Several current Stonebridge Elementary students also addressed School Board.
"Why do you want to change our school," said Stonebridge Elementary third grader Grace Gabriel. "We don't want to lose our paras - the school would not be the same.
"Please believe in Stonebridge."
Initially School Board had intended to restructure Stonebridge Elementary to mirror other district elementary schools.
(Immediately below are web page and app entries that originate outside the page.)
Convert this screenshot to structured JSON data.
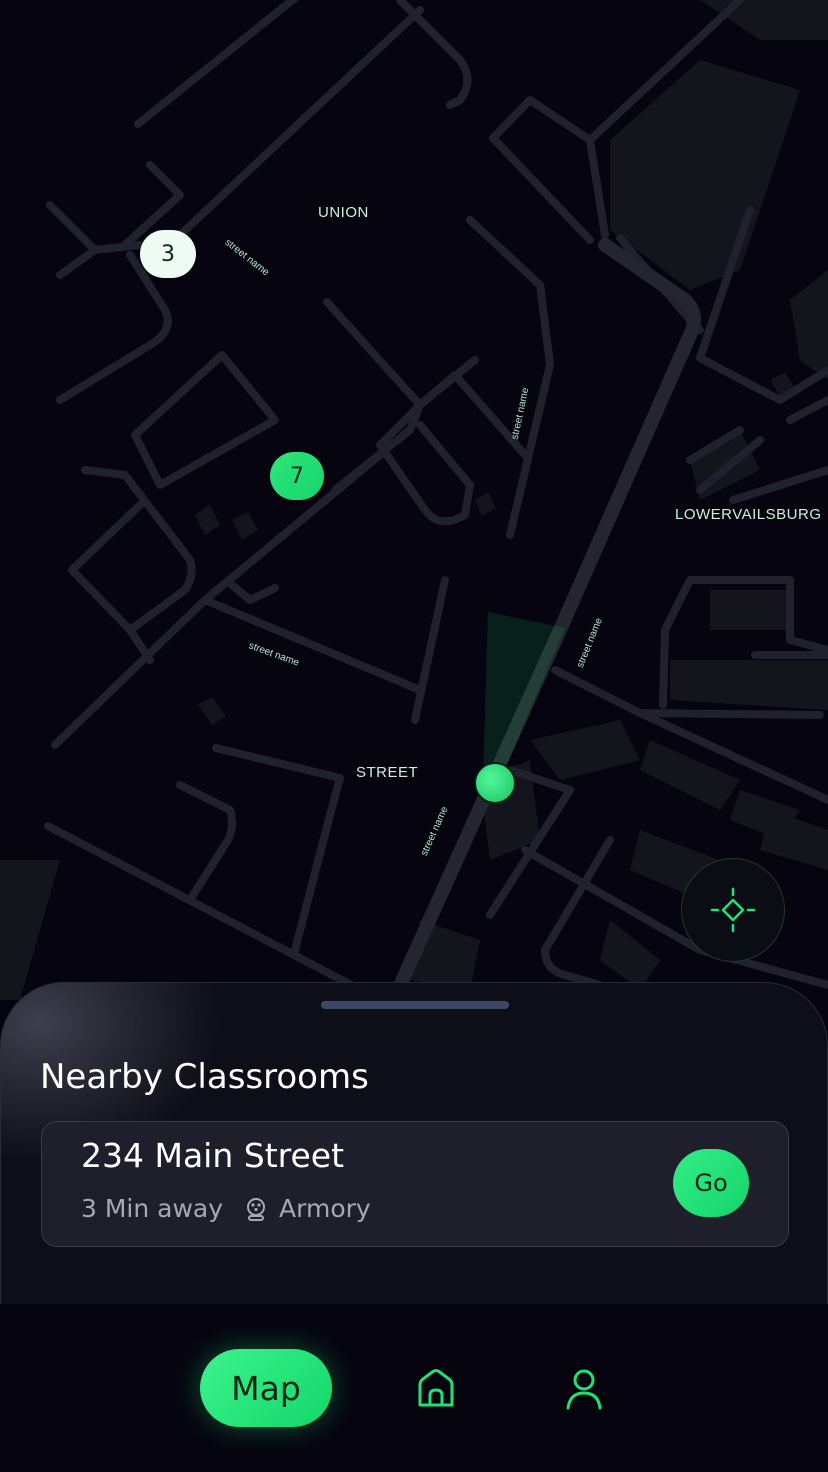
{
  "map": {
    "area_labels": {
      "union": "UNION",
      "lowervailsburg": "LOWERVAILSBURG",
      "street": "STREET"
    },
    "street_labels": [
      "street name",
      "street name",
      "street name",
      "street name",
      "street name"
    ],
    "clusters": {
      "white_count": "3",
      "green_count": "7"
    },
    "accent_color": "#1ee374"
  },
  "sheet": {
    "title": "Nearby Classrooms",
    "card": {
      "title": "234 Main Street",
      "distance": "3 Min away",
      "venue": "Armory",
      "go_label": "Go"
    }
  },
  "nav": {
    "map_label": "Map",
    "home_icon": "home-icon",
    "profile_icon": "user-icon"
  }
}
However, after several meetings, School Board ultimately compromised with parents to give the school to transition before restructuring the model.
However, School Board did cut the allocated $51,000 in funding to the school.
Budget process not done
Even though District 834 School Board did approve the $6.3 million in cuts, the budget process is far from over.
Over the next two years, District 834 could see additional shortfall and require additional cuts.
District 834 could still potentially see $8.5 million in cuts for the 2013-14 school year.
Additionally, if the district's levy is not renewed in 2013, the district would have to cut an additional $14 million in cuts.
However, if the levy should be renewed at its maximum, District 834 would only face between $3 million and $4 million in cuts.
School Board members said they need parents to step up to prevent this from happening.
"We need you to keep that passion going," School Board chairman George Dierberger said. "We're going to need your help and support as we move forward."
Lunn said he realizes that this entire budget process has been a difficult one for everyone involved and moving forward, the district will work hard to not be back in this place again.
"We're going to keep looking for possible ways to reinvent our schools," he said. "We're going to work hard to regain your trust and get this turned around as best we can."